> _Problem details_:
Reprint the full listing exactly.
-=-=-
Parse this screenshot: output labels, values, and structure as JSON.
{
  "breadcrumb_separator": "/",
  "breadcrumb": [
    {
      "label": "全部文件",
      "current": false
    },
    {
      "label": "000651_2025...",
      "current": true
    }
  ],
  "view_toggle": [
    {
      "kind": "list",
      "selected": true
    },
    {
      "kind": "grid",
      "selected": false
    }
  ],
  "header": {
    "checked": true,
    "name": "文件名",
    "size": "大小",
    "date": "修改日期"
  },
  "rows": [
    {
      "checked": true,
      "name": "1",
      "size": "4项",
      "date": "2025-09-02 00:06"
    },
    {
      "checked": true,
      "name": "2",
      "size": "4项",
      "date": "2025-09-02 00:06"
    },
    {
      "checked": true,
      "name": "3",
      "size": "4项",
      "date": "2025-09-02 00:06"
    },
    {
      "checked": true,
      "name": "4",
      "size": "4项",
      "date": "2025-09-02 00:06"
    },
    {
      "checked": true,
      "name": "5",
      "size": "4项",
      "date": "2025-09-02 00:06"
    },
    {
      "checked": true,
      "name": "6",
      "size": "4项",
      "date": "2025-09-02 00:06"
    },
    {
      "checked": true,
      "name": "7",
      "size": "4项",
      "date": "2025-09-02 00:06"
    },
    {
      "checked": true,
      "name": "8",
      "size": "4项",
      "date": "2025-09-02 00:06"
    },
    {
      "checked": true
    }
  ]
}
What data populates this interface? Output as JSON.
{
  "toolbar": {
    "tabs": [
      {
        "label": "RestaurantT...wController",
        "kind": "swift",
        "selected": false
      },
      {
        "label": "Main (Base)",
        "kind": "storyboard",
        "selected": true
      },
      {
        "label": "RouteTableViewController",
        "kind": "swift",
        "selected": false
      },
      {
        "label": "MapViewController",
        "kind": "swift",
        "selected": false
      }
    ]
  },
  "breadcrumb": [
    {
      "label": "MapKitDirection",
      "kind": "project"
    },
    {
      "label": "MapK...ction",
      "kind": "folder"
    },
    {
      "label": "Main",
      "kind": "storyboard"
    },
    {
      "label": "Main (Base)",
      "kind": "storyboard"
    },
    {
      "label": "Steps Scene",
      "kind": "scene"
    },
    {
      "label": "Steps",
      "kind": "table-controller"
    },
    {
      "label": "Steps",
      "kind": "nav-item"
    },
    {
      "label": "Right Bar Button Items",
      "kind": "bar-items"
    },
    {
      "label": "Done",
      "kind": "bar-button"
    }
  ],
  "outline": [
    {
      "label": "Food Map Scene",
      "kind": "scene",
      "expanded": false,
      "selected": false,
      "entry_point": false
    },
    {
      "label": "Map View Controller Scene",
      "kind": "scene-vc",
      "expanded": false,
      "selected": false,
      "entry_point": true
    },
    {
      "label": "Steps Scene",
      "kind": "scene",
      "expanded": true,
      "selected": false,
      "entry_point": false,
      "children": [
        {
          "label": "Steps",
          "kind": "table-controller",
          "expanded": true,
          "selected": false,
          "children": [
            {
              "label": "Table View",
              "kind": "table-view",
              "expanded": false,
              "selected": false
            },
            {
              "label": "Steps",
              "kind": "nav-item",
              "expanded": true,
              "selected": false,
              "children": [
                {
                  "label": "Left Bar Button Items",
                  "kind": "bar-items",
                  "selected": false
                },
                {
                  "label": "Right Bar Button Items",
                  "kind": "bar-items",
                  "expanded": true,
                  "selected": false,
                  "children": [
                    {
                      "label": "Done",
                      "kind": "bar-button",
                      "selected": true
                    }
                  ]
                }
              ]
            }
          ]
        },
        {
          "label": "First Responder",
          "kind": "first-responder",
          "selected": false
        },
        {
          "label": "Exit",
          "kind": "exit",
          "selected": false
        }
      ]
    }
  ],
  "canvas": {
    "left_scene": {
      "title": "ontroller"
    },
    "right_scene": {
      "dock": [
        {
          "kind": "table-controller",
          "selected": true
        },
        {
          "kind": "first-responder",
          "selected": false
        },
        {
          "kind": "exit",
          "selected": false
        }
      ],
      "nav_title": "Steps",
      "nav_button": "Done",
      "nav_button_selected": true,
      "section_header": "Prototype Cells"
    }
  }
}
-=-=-
> _Exercise answer_:
Parse this screenshot: output labels, values, and structure as JSON.
{
  "breadcrumb_separator": "/",
  "breadcrumb": [
    {
      "label": "全部文件",
      "current": false
    },
    {
      "label": "000651_2025...",
      "current": true
    }
  ],
  "view_toggle": [
    {
      "kind": "list",
      "selected": true
    },
    {
      "kind": "grid",
      "selected": false
    }
  ],
  "header": {
    "checked": true,
    "name": "文件名",
    "size": "大小",
    "date": "修改日期"
  },
  "rows": [
    {
      "checked": true,
      "name": "1",
      "size": "4项",
      "date": "2025-09-02 00:06"
    },
    {
      "checked": true,
      "name": "2",
      "size": "4项",
      "date": "2025-09-02 00:06"
    },
    {
      "checked": true,
      "name": "3",
      "size": "4项",
      "date": "2025-09-02 00:06"
    },
    {
      "checked": true,
      "name": "4",
      "size": "4项",
      "date": "2025-09-02 00:06"
    },
    {
      "checked": true,
      "name": "5",
      "size": "4项",
      "date": "2025-09-02 00:06"
    },
    {
      "checked": true,
      "name": "6",
      "size": "4项",
      "date": "2025-09-02 00:06"
    },
    {
      "checked": true,
      "name": "7",
      "size": "4项",
      "date": "2025-09-02 00:06"
    },
    {
      "checked": true,
      "name": "8",
      "size": "4项",
      "date": "2025-09-02 00:06"
    },
    {
      "checked": true
    }
  ]
}
What data populates this interface? Output as JSON.
{
  "toolbar": {
    "tabs": [
      {
        "label": "RestaurantT...wController",
        "kind": "swift",
        "selected": false
      },
      {
        "label": "Main (Base)",
        "kind": "storyboard",
        "selected": true
      },
      {
        "label": "RouteTableViewController",
        "kind": "swift",
        "selected": false
      },
      {
        "label": "MapViewController",
        "kind": "swift",
        "selected": false
      }
    ]
  },
  "breadcrumb": [
    {
      "label": "MapKitDirection",
      "kind": "project"
    },
    {
      "label": "MapK...ction",
      "kind": "folder"
    },
    {
      "label": "Main",
      "kind": "storyboard"
    },
    {
      "label": "Main (Base)",
      "kind": "storyboard"
    },
    {
      "label": "Steps Scene",
      "kind": "scene"
    },
    {
      "label": "Steps",
      "kind": "table-controller"
    },
    {
      "label": "Steps",
      "kind": "nav-item"
    },
    {
      "label": "Right Bar Button Items",
      "kind": "bar-items"
    },
    {
      "label": "Done",
      "kind": "bar-button"
    }
  ],
  "outline": [
    {
      "label": "Food Map Scene",
      "kind": "scene",
      "expanded": false,
      "selected": false,
      "entry_point": false
    },
    {
      "label": "Map View Controller Scene",
      "kind": "scene-vc",
      "expanded": false,
      "selected": false,
      "entry_point": true
    },
    {
      "label": "Steps Scene",
      "kind": "scene",
      "expanded": true,
      "selected": false,
      "entry_point": false,
      "children": [
        {
          "label": "Steps",
          "kind": "table-controller",
          "expanded": true,
          "selected": false,
          "children": [
            {
              "label": "Table View",
              "kind": "table-view",
              "expanded": false,
              "selected": false
            },
            {
              "label": "Steps",
              "kind": "nav-item",
              "expanded": true,
              "selected": false,
              "children": [
                {
                  "label": "Left Bar Button Items",
                  "kind": "bar-items",
                  "selected": false
                },
                {
                  "label": "Right Bar Button Items",
                  "kind": "bar-items",
                  "expanded": true,
                  "selected": false,
                  "children": [
                    {
                      "label": "Done",
                      "kind": "bar-button",
                      "selected": true
                    }
                  ]
                }
              ]
            }
          ]
        },
        {
          "label": "First Responder",
          "kind": "first-responder",
          "selected": false
        },
        {
          "label": "Exit",
          "kind": "exit",
          "selected": false
        }
      ]
    }
  ],
  "canvas": {
    "left_scene": {
      "title": "ontroller"
    },
    "right_scene": {
      "dock": [
        {
          "kind": "table-controller",
          "selected": true
        },
        {
          "kind": "first-responder",
          "selected": false
        },
        {
          "kind": "exit",
          "selected": false
        }
      ],
      "nav_title": "Steps",
      "nav_button": "Done",
      "nav_button_selected": true,
      "section_header": "Prototype Cells"
    }
  }
}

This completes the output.